  1. Caitlin,

    You have provided so much good information, strategies and more here in this excellent article! Thank you for taking the time to write it and incorporate quick, referral lists to make implementation so much easier for teachers.

    Your mention of the reading focus cards is very interesting, too. I have used these in my classroom with students of all ages. Finally, when several 8th graders came to me with reading challenges (ADHD, dyslexia and other issues), I decided to create a more permanent solution for them. That's when the Reading Focus Cards (Patent 7,565,759) were "born" (in 1998) and are now available to parents, teachers and adults who are challenged readers.

    For busy teachers and parents, the customizable and sensory-appealing Reading Focus Cards can be just the tool to have handy for struggling readers of any age. For more information on these unique reading tools, I invite you to visit http://www.FocusandRead.com.

    Thank you again, Caitlin, for your great article here. Looking forward to reading more of your posts in the months ahead!

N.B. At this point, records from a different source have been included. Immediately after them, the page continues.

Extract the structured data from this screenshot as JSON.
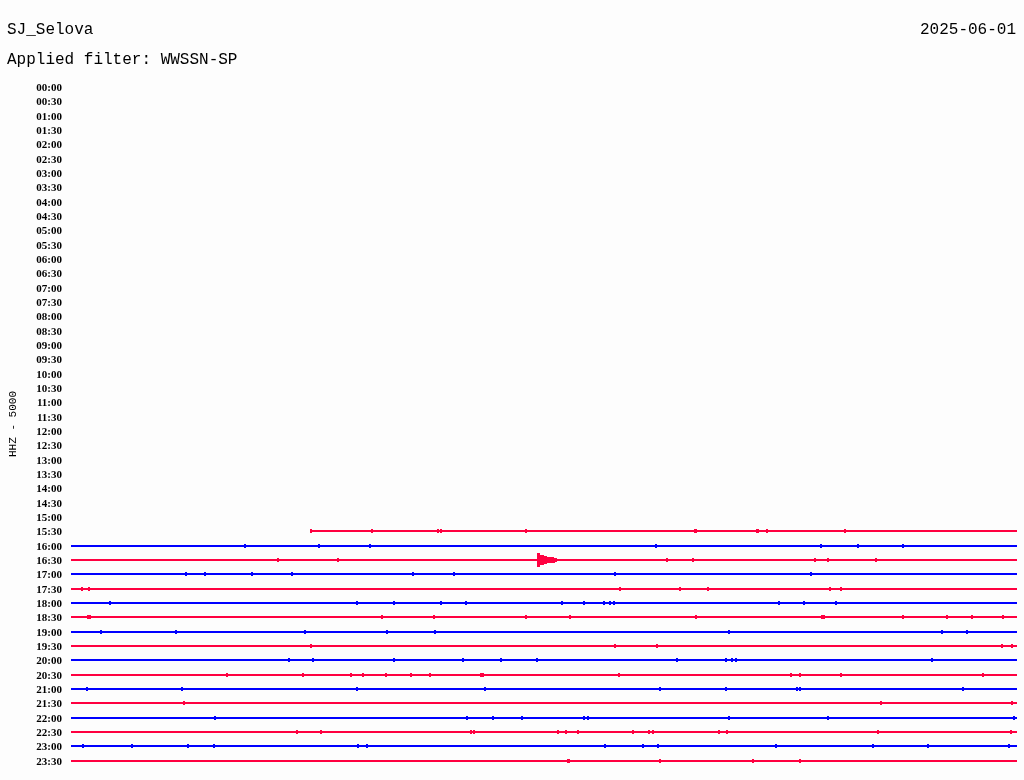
{
  "station": "SJ_Selova",
  "date": "2025-06-01",
  "filter": "Applied filter: WWSSN-SP",
  "axis_label": "HHZ - 5000",
  "rows": [
    {
      "label": "00:00"
    },
    {
      "label": "00:30"
    },
    {
      "label": "01:00"
    },
    {
      "label": "01:30"
    },
    {
      "label": "02:00"
    },
    {
      "label": "02:30"
    },
    {
      "label": "03:00"
    },
    {
      "label": "03:30"
    },
    {
      "label": "04:00"
    },
    {
      "label": "04:30"
    },
    {
      "label": "05:00"
    },
    {
      "label": "05:30"
    },
    {
      "label": "06:00"
    },
    {
      "label": "06:30"
    },
    {
      "label": "07:00"
    },
    {
      "label": "07:30"
    },
    {
      "label": "08:00"
    },
    {
      "label": "08:30"
    },
    {
      "label": "09:00"
    },
    {
      "label": "09:30"
    },
    {
      "label": "10:00"
    },
    {
      "label": "10:30"
    },
    {
      "label": "11:00"
    },
    {
      "label": "11:30"
    },
    {
      "label": "12:00"
    },
    {
      "label": "12:30"
    },
    {
      "label": "13:00"
    },
    {
      "label": "13:30"
    },
    {
      "label": "14:00"
    },
    {
      "label": "14:30"
    },
    {
      "label": "15:00"
    },
    {
      "label": "15:30",
      "trace": {
        "kind": "noise",
        "color": "#ff0040",
        "level": 0.746
      }
    },
    {
      "label": "16:00",
      "trace": {
        "kind": "noise",
        "color": "#0000ff",
        "level": 1
      }
    },
    {
      "label": "16:30",
      "trace": {
        "kind": "quake",
        "color": "#ff0040",
        "level": 1
      }
    },
    {
      "label": "17:00",
      "trace": {
        "kind": "noise",
        "color": "#0000ff",
        "level": 1
      }
    },
    {
      "label": "17:30",
      "trace": {
        "kind": "noise",
        "color": "#ff0040",
        "level": 1
      }
    },
    {
      "label": "18:00",
      "trace": {
        "kind": "noise",
        "color": "#0000ff",
        "level": 1
      }
    },
    {
      "label": "18:30",
      "trace": {
        "kind": "noise",
        "color": "#ff0040",
        "level": 1
      }
    },
    {
      "label": "19:00",
      "trace": {
        "kind": "noise",
        "color": "#0000ff",
        "level": 1
      }
    },
    {
      "label": "19:30",
      "trace": {
        "kind": "noise",
        "color": "#ff0040",
        "level": 1
      }
    },
    {
      "label": "20:00",
      "trace": {
        "kind": "noise",
        "color": "#0000ff",
        "level": 1
      }
    },
    {
      "label": "20:30",
      "trace": {
        "kind": "noise",
        "color": "#ff0040",
        "level": 1
      }
    },
    {
      "label": "21:00",
      "trace": {
        "kind": "noise",
        "color": "#0000ff",
        "level": 1
      }
    },
    {
      "label": "21:30",
      "trace": {
        "kind": "noise",
        "color": "#ff0040",
        "level": 1
      }
    },
    {
      "label": "22:00",
      "trace": {
        "kind": "noise",
        "color": "#0000ff",
        "level": 1
      }
    },
    {
      "label": "22:30",
      "trace": {
        "kind": "noise",
        "color": "#ff0040",
        "level": 1
      }
    },
    {
      "label": "23:00",
      "trace": {
        "kind": "noise",
        "color": "#0000ff",
        "level": 1
      }
    },
    {
      "label": "23:30",
      "trace": {
        "kind": "noise",
        "color": "#ff0040",
        "level": 1
      }
    }
  ]
}
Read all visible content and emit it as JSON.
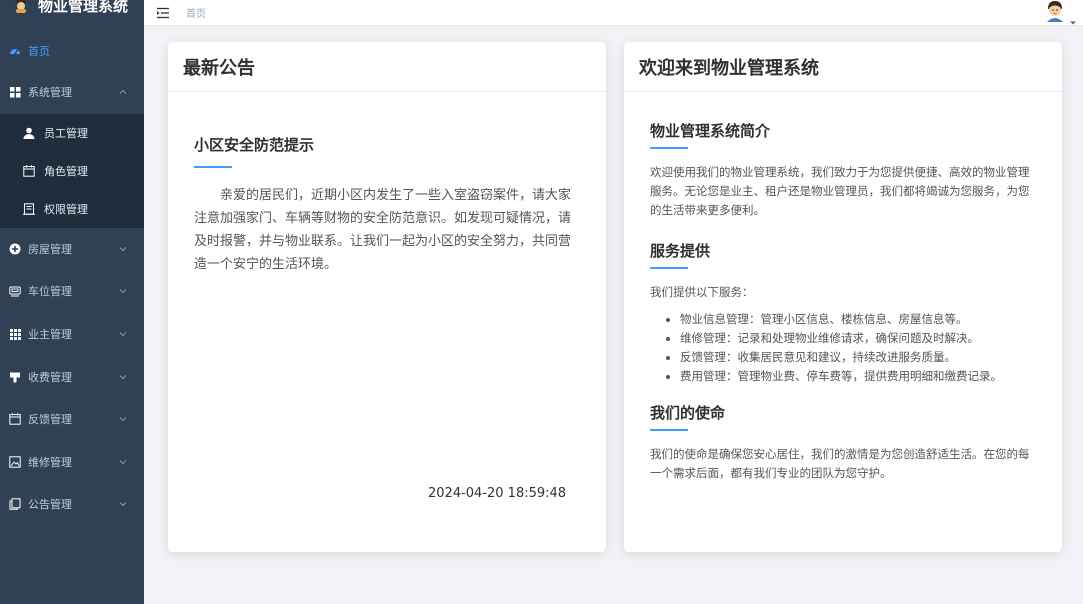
{
  "brand": {
    "title": "物业管理系统"
  },
  "sidebar": {
    "items": [
      {
        "label": "首页",
        "icon": "dashboard-icon"
      },
      {
        "label": "系统管理",
        "icon": "grid-icon"
      },
      {
        "label": "员工管理",
        "icon": "user-icon"
      },
      {
        "label": "角色管理",
        "icon": "calendar-icon"
      },
      {
        "label": "权限管理",
        "icon": "building-icon"
      },
      {
        "label": "房屋管理",
        "icon": "plus-circle-icon"
      },
      {
        "label": "车位管理",
        "icon": "car-icon"
      },
      {
        "label": "业主管理",
        "icon": "apps-icon"
      },
      {
        "label": "收费管理",
        "icon": "ticket-icon"
      },
      {
        "label": "反馈管理",
        "icon": "calendar-icon"
      },
      {
        "label": "维修管理",
        "icon": "picture-icon"
      },
      {
        "label": "公告管理",
        "icon": "copy-icon"
      }
    ]
  },
  "topbar": {
    "breadcrumb": "首页"
  },
  "announcement": {
    "header": "最新公告",
    "title": "小区安全防范提示",
    "body": "亲爱的居民们，近期小区内发生了一些入室盗窃案件，请大家注意加强家门、车辆等财物的安全防范意识。如发现可疑情况，请及时报警，并与物业联系。让我们一起为小区的安全努力，共同营造一个安宁的生活环境。",
    "time": "2024-04-20 18:59:48"
  },
  "welcome": {
    "header": "欢迎来到物业管理系统",
    "intro_title": "物业管理系统简介",
    "intro_text": "欢迎使用我们的物业管理系统，我们致力于为您提供便捷、高效的物业管理服务。无论您是业主、租户还是物业管理员，我们都将竭诚为您服务，为您的生活带来更多便利。",
    "services_title": "服务提供",
    "services_lead": "我们提供以下服务：",
    "services": [
      "物业信息管理：管理小区信息、楼栋信息、房屋信息等。",
      "维修管理：记录和处理物业维修请求，确保问题及时解决。",
      "反馈管理：收集居民意见和建议，持续改进服务质量。",
      "费用管理：管理物业费、停车费等，提供费用明细和缴费记录。"
    ],
    "mission_title": "我们的使命",
    "mission_text": "我们的使命是确保您安心居住，我们的激情是为您创造舒适生活。在您的每一个需求后面，都有我们专业的团队为您守护。"
  },
  "colors": {
    "sidebar_bg": "#304156",
    "submenu_bg": "#1f2d3d",
    "accent": "#409eff"
  }
}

    Happy reading!

    Joan M. Brennan
    Brennan Innovators, LLC